Dataset rows for apps and sites
▬▬▬
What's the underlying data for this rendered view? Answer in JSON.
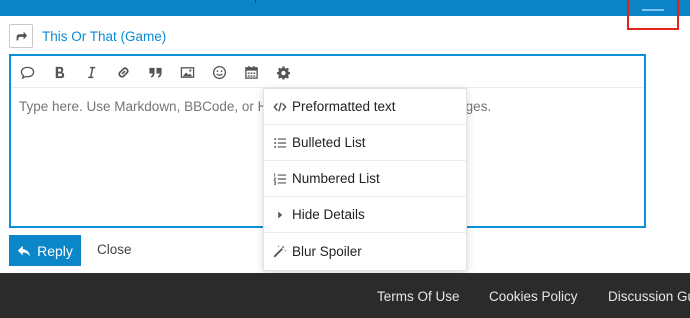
{
  "header": {
    "accent_color": "#0d83c8",
    "menu_icon": "hamburger-icon"
  },
  "reply_to": {
    "icon": "share-arrow-icon",
    "topic_title": "This Or That (Game)"
  },
  "toolbar": {
    "buttons": [
      {
        "name": "quote-icon"
      },
      {
        "name": "bold-icon"
      },
      {
        "name": "italic-icon"
      },
      {
        "name": "link-icon"
      },
      {
        "name": "blockquote-icon"
      },
      {
        "name": "image-icon"
      },
      {
        "name": "emoji-icon"
      },
      {
        "name": "calendar-icon"
      },
      {
        "name": "gear-icon"
      }
    ]
  },
  "composer": {
    "placeholder": "Type here. Use Markdown, BBCode, or HTML to format. Drag or paste images."
  },
  "options_menu": {
    "items": [
      {
        "label": "Preformatted text",
        "icon": "code-icon"
      },
      {
        "label": "Bulleted List",
        "icon": "bulleted-list-icon"
      },
      {
        "label": "Numbered List",
        "icon": "numbered-list-icon"
      },
      {
        "label": "Hide Details",
        "icon": "caret-right-icon"
      },
      {
        "label": "Blur Spoiler",
        "icon": "magic-wand-icon"
      }
    ]
  },
  "actions": {
    "reply_label": "Reply",
    "close_label": "Close"
  },
  "footer": {
    "links": [
      "Terms Of Use",
      "Cookies Policy",
      "Discussion Guidelines"
    ]
  }
}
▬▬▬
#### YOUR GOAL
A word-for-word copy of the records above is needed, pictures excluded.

#### ANSWER AREA
What's the underlying data for this rendered view? Answer in JSON.
{
  "header": {
    "accent_color": "#0d83c8",
    "menu_icon": "hamburger-icon"
  },
  "reply_to": {
    "icon": "share-arrow-icon",
    "topic_title": "This Or That (Game)"
  },
  "toolbar": {
    "buttons": [
      {
        "name": "quote-icon"
      },
      {
        "name": "bold-icon"
      },
      {
        "name": "italic-icon"
      },
      {
        "name": "link-icon"
      },
      {
        "name": "blockquote-icon"
      },
      {
        "name": "image-icon"
      },
      {
        "name": "emoji-icon"
      },
      {
        "name": "calendar-icon"
      },
      {
        "name": "gear-icon"
      }
    ]
  },
  "composer": {
    "placeholder": "Type here. Use Markdown, BBCode, or HTML to format. Drag or paste images."
  },
  "options_menu": {
    "items": [
      {
        "label": "Preformatted text",
        "icon": "code-icon"
      },
      {
        "label": "Bulleted List",
        "icon": "bulleted-list-icon"
      },
      {
        "label": "Numbered List",
        "icon": "numbered-list-icon"
      },
      {
        "label": "Hide Details",
        "icon": "caret-right-icon"
      },
      {
        "label": "Blur Spoiler",
        "icon": "magic-wand-icon"
      }
    ]
  },
  "actions": {
    "reply_label": "Reply",
    "close_label": "Close"
  },
  "footer": {
    "links": [
      "Terms Of Use",
      "Cookies Policy",
      "Discussion Guidelines"
    ]
  }
}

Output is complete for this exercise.